Chewie I have got a bad feeling about this . . .
From the Captain of the Millennium Falcon to disaster at Alton Towers . . . one year on from the introduction of the Health & Safety Definitive Guidelines on Sentencing
1 February 2016 saw the introduction of the Health & Safety Definitive Guidelines on Sentencing. One year on it is clear that the Courts have embraced the changes in a 12 month period that has seen sentences soar.
The key point to take from cases sentenced this year is that the primary focus of the guidelines is risk. The guidelines implement a stepped approach considering what harm those being prosecuted exposed workers and the public to and the risk of exposure to that harm. Risk has for many years been a pivotal element of health and safety regulation. The guidelines ensure that it is at the forefront of the minds of those imposing sentences. Companies responsible for incidents where no injury has resulted have had sentences imposed that some would expect to be reserved for cases where multiple serious injuries had occurred.

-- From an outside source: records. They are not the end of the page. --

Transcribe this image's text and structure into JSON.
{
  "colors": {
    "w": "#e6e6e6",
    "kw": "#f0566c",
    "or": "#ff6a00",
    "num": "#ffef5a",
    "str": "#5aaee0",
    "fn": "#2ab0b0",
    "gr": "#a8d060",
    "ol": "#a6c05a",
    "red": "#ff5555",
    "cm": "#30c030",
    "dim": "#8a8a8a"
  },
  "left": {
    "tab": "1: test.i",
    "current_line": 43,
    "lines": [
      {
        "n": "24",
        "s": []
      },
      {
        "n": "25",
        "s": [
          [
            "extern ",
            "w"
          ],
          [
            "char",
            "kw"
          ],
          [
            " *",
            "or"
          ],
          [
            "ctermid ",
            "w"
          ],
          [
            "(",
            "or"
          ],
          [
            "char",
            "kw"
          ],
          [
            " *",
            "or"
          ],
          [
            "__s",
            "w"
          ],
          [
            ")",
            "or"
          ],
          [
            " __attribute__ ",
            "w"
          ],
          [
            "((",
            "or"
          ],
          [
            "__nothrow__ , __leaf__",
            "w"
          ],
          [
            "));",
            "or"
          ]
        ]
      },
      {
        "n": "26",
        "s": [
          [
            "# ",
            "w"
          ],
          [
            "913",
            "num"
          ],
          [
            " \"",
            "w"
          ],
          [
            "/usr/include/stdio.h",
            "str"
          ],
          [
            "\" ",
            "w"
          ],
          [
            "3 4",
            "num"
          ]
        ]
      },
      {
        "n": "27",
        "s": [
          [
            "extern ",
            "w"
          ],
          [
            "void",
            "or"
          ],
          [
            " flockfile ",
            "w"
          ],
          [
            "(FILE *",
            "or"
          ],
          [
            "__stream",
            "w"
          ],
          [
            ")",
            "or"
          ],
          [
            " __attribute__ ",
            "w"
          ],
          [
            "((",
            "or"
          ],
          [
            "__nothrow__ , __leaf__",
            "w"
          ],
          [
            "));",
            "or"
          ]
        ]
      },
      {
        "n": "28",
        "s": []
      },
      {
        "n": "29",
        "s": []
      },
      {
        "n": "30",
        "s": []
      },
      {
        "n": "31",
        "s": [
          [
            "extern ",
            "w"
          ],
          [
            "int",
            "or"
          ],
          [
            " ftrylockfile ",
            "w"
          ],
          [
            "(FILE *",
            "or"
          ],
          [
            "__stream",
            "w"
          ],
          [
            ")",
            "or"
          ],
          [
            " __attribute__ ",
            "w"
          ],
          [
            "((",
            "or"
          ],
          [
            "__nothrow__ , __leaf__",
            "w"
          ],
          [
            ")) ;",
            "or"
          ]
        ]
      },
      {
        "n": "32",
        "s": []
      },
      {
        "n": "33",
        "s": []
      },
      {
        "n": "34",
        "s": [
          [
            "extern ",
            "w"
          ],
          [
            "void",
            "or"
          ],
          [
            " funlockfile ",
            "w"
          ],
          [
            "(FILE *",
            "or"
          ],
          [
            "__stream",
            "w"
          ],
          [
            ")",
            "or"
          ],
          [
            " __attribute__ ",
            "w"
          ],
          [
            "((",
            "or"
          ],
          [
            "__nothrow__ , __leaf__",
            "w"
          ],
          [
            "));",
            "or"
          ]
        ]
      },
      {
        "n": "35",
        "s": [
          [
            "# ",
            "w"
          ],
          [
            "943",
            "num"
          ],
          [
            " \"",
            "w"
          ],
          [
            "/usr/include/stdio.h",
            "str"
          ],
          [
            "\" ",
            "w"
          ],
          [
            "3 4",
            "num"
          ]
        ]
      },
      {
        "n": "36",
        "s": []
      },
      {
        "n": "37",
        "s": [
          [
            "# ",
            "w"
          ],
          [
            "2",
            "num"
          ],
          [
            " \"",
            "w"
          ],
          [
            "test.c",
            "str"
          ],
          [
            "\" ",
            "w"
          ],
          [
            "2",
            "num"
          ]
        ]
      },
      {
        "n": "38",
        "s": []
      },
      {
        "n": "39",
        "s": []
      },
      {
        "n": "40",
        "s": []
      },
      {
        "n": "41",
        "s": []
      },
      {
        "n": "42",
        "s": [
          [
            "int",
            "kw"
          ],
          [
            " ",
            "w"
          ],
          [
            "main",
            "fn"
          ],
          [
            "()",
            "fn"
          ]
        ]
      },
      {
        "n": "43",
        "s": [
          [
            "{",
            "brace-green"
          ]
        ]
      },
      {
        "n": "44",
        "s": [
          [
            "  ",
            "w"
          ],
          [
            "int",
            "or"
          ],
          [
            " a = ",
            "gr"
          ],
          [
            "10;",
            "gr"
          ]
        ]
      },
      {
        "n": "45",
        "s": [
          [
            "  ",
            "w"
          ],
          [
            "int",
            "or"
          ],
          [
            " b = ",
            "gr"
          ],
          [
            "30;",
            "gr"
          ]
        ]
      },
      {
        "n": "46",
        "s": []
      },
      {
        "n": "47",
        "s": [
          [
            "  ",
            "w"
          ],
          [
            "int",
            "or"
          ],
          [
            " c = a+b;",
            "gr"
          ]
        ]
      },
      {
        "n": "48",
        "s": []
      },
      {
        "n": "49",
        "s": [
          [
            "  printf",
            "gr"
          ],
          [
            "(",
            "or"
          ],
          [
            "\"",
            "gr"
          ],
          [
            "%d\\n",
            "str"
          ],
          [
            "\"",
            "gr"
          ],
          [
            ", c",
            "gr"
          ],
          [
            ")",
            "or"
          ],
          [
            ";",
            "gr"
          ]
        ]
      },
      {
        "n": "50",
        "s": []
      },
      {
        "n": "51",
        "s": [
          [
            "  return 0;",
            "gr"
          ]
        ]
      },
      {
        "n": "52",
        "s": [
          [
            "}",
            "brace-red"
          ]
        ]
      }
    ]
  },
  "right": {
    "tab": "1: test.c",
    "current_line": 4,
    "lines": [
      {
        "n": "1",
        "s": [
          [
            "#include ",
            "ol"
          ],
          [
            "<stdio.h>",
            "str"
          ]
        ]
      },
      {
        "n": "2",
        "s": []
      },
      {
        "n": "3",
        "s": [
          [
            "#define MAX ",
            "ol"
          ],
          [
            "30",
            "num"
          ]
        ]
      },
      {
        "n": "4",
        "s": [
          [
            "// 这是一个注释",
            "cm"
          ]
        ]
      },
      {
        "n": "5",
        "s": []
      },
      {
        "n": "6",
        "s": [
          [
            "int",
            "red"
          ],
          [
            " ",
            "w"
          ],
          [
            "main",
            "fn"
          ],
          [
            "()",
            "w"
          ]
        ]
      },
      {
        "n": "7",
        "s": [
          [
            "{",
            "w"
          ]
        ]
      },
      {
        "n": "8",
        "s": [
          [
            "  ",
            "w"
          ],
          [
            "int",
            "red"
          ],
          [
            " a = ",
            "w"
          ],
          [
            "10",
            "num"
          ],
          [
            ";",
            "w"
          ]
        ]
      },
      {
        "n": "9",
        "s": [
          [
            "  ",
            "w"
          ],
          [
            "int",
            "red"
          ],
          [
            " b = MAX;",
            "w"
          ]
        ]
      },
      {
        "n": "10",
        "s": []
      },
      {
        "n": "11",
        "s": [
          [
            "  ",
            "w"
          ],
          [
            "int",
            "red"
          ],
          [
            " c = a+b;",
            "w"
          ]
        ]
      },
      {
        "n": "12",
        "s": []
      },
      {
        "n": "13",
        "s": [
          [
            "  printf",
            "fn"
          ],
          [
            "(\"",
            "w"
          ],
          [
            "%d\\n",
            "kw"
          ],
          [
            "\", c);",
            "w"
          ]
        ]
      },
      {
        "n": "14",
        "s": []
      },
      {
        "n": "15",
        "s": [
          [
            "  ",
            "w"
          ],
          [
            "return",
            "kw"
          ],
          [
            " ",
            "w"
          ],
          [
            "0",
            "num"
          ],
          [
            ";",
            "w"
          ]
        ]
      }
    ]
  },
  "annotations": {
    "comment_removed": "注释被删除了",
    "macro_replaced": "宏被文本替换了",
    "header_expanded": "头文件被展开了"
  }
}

High profile cases in the last 12 months have included the sentencing of the company producing Star Wars: The Force Awakens. The company was prosecuted after Harrison Ford suffered a broken leg and deep lacerations during rehearsals for filming on 12 June 2014. Mr Ford was knocked from his feet and pinned to the floor by the door of the Millennium Falcon.
The Health and Safety Executive ("HSE") reported that the door's steel frame was overlaid with sheets of metal and had a tapered edge. Its operation moved from ceiling to floor in a sharp downward motion. It did not have any automated safety mechanisms to cut out if a person was unexpectedly under the door.
During the case, the HSE's Divisional Director stated that the incident was "foreseeable and preventable and could have resulted in more serious injury or even death".
The sentencing Judge stated that "The greatest failing of all on behalf of the company is a lack of communication, a lack because, if you have a risk assessment and you do not communicate it, what is the point of having one? That is the most serious breach here".
The company pleaded guilty to breaches of the Health and Safety at Work etc. Act 1974, and on 12 October 2016 were fined
£1.6 million and ordered to pay costs of £20,861.22 at Aylesbury Crown Court.
No review of the last year would be complete without mentioning probably the most high profile case dealt with by the courts, the prosecution of Merlin Attractions Operation Ltd. The company pleaded guilty to health and safety failings at Alton Towers resort after 16 people were injured with two suffering leg amputations when the carriages of the resort's Smiler ride collided on 2 June 2015
On 27 September 2016 the company was fined £5 million with costs to pay of £69,955.40.
The Judge sentencing the case described the incident as a "catastrophic failure to assess risk and have a structured system of work" in place. Ultimately, the Judge determined that the practice that had resulted in the incident was not a "one off" and had been undertaken before. The fine reflected the fact that by allowing unsafe practices to happen at its attraction, the company placed many people at risk of very significant harm.
Of course, these companies are large organisations with high turnovers which is another factor that those implementing the Sentencing Guidelines must consider.
To put this in perspective, however, it is worth considering a less well known case sentenced in April 2016 shortly after implementation of the guidelines. Three employees of the medium sized engineering company were working on a fragile roof made of asbestos. They accessed the roof using ladders and crawling boards. There were no personal harnesses or scaffolding frames used and the roof was approximately 3.5 metres above a concrete factory floor. One of the employees put his foot through the roof. There were no injuries but the company was concerned about the disturbance of asbestos. They completed the necessary report and carried on with the roof work the following day using the same means of access.
The sentencing Judge identified that the company had placed the employees on the roof and those working below in the factory at a high risk of harm and, in particular, death. Despite the company having a clean health and safety record and pleading guilty straight away, for incident that did not result in any injuries, it was fined £160,000.00.
The outcomes of the incidents that have been dealt with by the Courts in the last year have been varied, but the message is clear, if an employer places its employees, workers or members of the public at risk of harm, they are now to expect a significant fine.
Health & Safety . . . A Service from the Rollits Regulatory Team
This article is for general guidance only. It provides useful information in a concise form. Action should not be taken without obtaining specific legal advice.